Stored items:
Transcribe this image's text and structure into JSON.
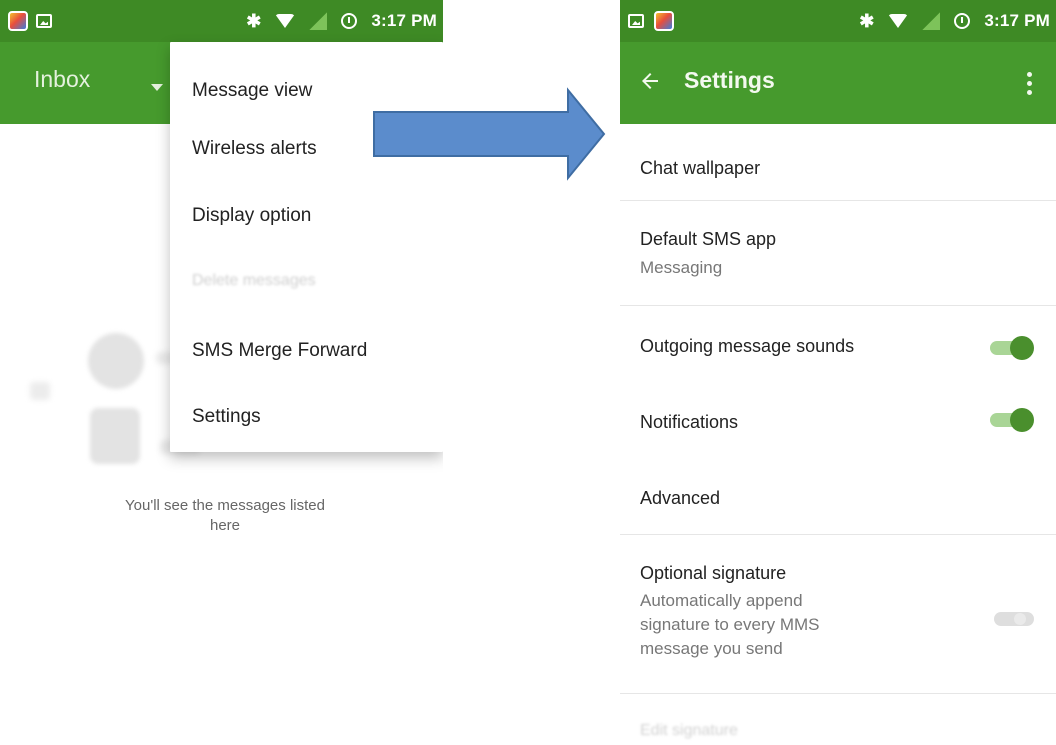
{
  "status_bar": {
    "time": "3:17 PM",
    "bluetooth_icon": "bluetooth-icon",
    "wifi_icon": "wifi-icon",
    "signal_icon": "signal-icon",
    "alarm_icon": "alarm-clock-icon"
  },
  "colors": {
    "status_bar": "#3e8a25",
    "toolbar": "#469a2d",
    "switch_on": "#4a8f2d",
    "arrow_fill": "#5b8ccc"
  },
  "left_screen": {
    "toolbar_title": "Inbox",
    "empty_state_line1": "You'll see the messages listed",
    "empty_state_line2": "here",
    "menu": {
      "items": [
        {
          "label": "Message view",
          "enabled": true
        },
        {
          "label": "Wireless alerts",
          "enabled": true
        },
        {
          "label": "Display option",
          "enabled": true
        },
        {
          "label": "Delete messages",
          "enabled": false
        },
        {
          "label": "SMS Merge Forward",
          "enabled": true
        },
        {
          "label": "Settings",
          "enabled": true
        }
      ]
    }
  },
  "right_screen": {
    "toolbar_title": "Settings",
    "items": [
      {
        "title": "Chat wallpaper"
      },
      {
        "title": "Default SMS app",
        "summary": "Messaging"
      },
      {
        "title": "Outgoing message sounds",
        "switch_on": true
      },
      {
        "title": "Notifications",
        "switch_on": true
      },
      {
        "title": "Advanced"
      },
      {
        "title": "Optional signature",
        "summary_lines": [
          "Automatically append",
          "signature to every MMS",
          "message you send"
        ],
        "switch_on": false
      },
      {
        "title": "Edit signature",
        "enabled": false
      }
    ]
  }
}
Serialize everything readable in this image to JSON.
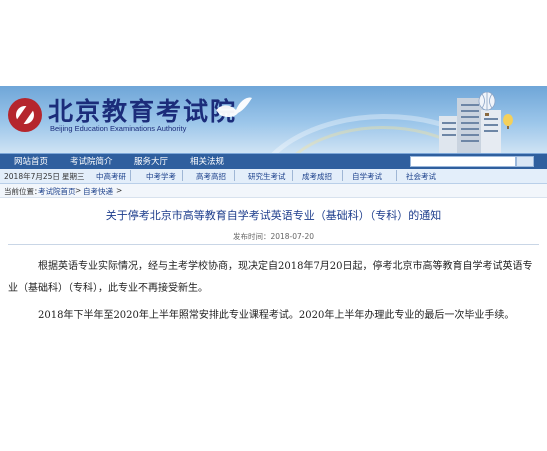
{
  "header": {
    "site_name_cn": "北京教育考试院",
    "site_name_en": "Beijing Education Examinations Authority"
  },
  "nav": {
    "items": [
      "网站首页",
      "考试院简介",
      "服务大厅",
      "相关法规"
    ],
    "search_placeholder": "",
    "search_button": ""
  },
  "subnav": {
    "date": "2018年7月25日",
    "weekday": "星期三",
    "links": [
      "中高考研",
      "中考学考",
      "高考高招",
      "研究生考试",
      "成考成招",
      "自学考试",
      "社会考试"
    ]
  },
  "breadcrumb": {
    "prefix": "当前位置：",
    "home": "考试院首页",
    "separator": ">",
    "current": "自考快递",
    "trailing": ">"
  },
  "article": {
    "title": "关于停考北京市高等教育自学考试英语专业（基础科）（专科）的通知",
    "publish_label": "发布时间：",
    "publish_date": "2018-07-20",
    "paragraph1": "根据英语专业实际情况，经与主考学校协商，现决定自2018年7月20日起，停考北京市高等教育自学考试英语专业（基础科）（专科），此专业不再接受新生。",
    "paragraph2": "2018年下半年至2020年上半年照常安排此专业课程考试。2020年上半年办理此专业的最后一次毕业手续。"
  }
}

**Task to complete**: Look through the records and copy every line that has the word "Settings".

**Response to the task**:
          "label": "Settings",
    "toolbar_title": "Settings",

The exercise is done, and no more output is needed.